What you need to do
The answer must be every line of the records below that holds the word "text".
▬▬▬▬▬▬
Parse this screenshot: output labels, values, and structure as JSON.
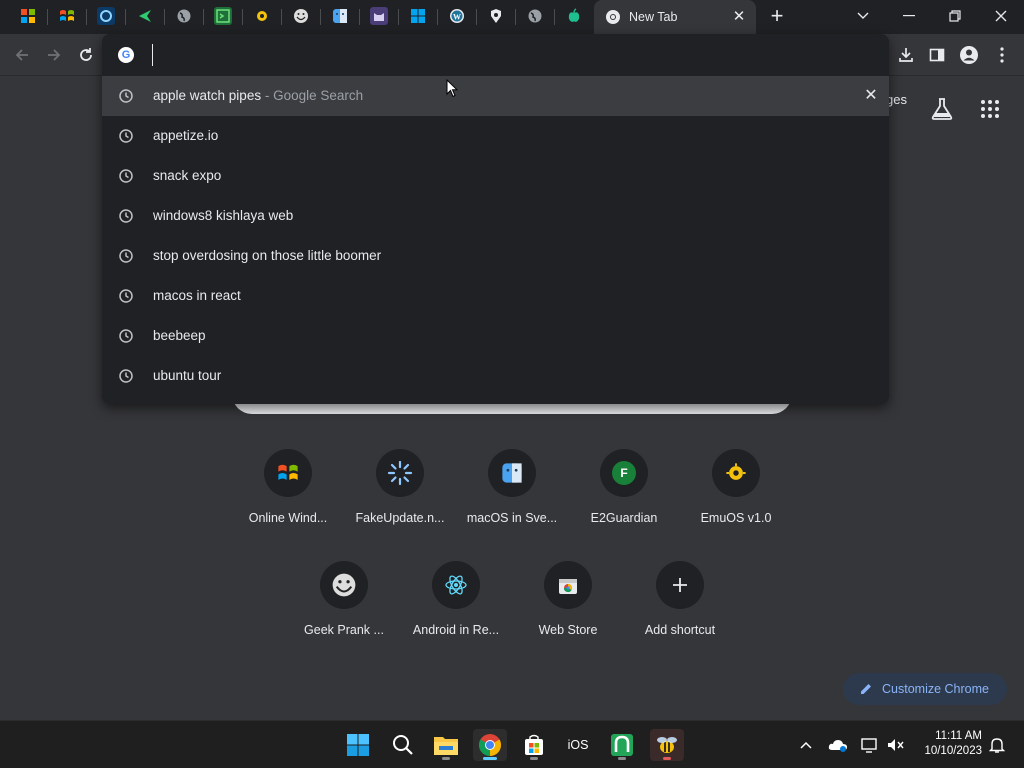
{
  "colors": {
    "accent": "#8ab4f8",
    "tab_bg": "#202124",
    "surface": "#35363a",
    "taskbar": "#1f1f1f"
  },
  "tabs": {
    "pinned_icons": [
      "windows-logo-icon",
      "windows-xp-logo-icon",
      "circle-logo-icon",
      "arrow-logo-icon",
      "globe-icon",
      "green-terminal-icon",
      "yellow-bug-icon",
      "troll-face-icon",
      "finder-icon",
      "cat-icon",
      "windows-icon",
      "wordpress-icon",
      "gear-logo-icon",
      "globe-icon",
      "green-apple-icon"
    ],
    "active_title": "New Tab"
  },
  "omnibox": {
    "value": "",
    "suggestions": [
      {
        "text": "apple watch pipes",
        "sub": " - Google Search"
      },
      {
        "text": "appetize.io",
        "sub": ""
      },
      {
        "text": "snack expo",
        "sub": ""
      },
      {
        "text": "windows8 kishlaya web",
        "sub": ""
      },
      {
        "text": "stop overdosing on those little boomer",
        "sub": ""
      },
      {
        "text": "macos in react",
        "sub": ""
      },
      {
        "text": "beebeep",
        "sub": ""
      },
      {
        "text": "ubuntu tour",
        "sub": ""
      }
    ]
  },
  "ntp": {
    "partial_link": "ges",
    "shortcuts": [
      {
        "label": "Online Wind...",
        "icon": "windows-xp-logo-icon"
      },
      {
        "label": "FakeUpdate.n...",
        "icon": "loading-spinner-icon"
      },
      {
        "label": "macOS in Sve...",
        "icon": "finder-icon"
      },
      {
        "label": "E2Guardian",
        "icon": "letter-f-icon",
        "letter": "F"
      },
      {
        "label": "EmuOS v1.0",
        "icon": "yellow-bug-icon"
      },
      {
        "label": "Geek Prank ...",
        "icon": "troll-face-icon"
      },
      {
        "label": "Android in Re...",
        "icon": "react-atom-icon"
      },
      {
        "label": "Web Store",
        "icon": "web-store-icon"
      },
      {
        "label": "Add shortcut",
        "icon": "plus-icon"
      }
    ],
    "customize_label": "Customize Chrome"
  },
  "taskbar": {
    "ios_label": "iOS",
    "time": "11:11 AM",
    "date": "10/10/2023"
  }
}
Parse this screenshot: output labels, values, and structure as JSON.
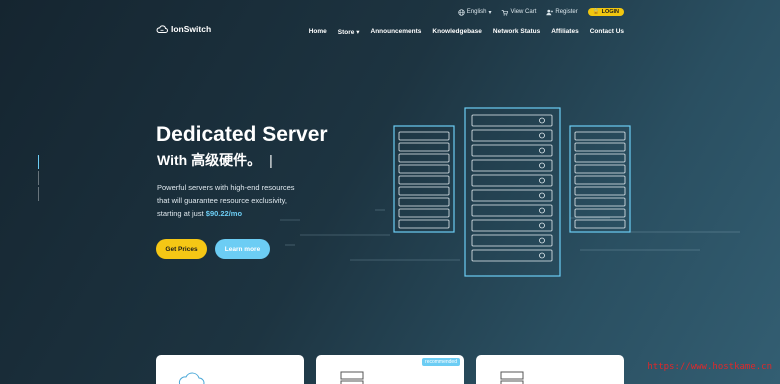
{
  "topbar": {
    "language": "English",
    "view_cart": "View Cart",
    "register": "Register",
    "login": "LOGIN"
  },
  "logo": {
    "text": "IonSwitch"
  },
  "nav": [
    "Home",
    "Store",
    "Announcements",
    "Knowledgebase",
    "Network Status",
    "Affiliates",
    "Contact Us"
  ],
  "hero": {
    "title": "Dedicated Server",
    "subtitle": "With 高级硬件。",
    "caret": "|",
    "desc_line1": "Powerful servers with high-end resources",
    "desc_line2": "that will guarantee resource exclusivity,",
    "desc_line3_prefix": "starting at just ",
    "price": "$90.22/mo",
    "btn_prices": "Get Prices",
    "btn_more": "Learn more"
  },
  "cards": {
    "badge": "recommended"
  },
  "watermark": "https://www.hostkame.cn",
  "colors": {
    "accent_yellow": "#f5c715",
    "accent_blue": "#6ccdf4",
    "bg_dark": "#152530"
  }
}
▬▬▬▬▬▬
Your solution
        "text": "apple watch pipes",
        "text": "appetize.io",
        "text": "snack expo",
        "text": "windows8 kishlaya web",
        "text": "stop overdosing on those little boomer",
        "text": "macos in react",
        "text": "beebeep",
        "text": "ubuntu tour",
    "text": "IonSwitch"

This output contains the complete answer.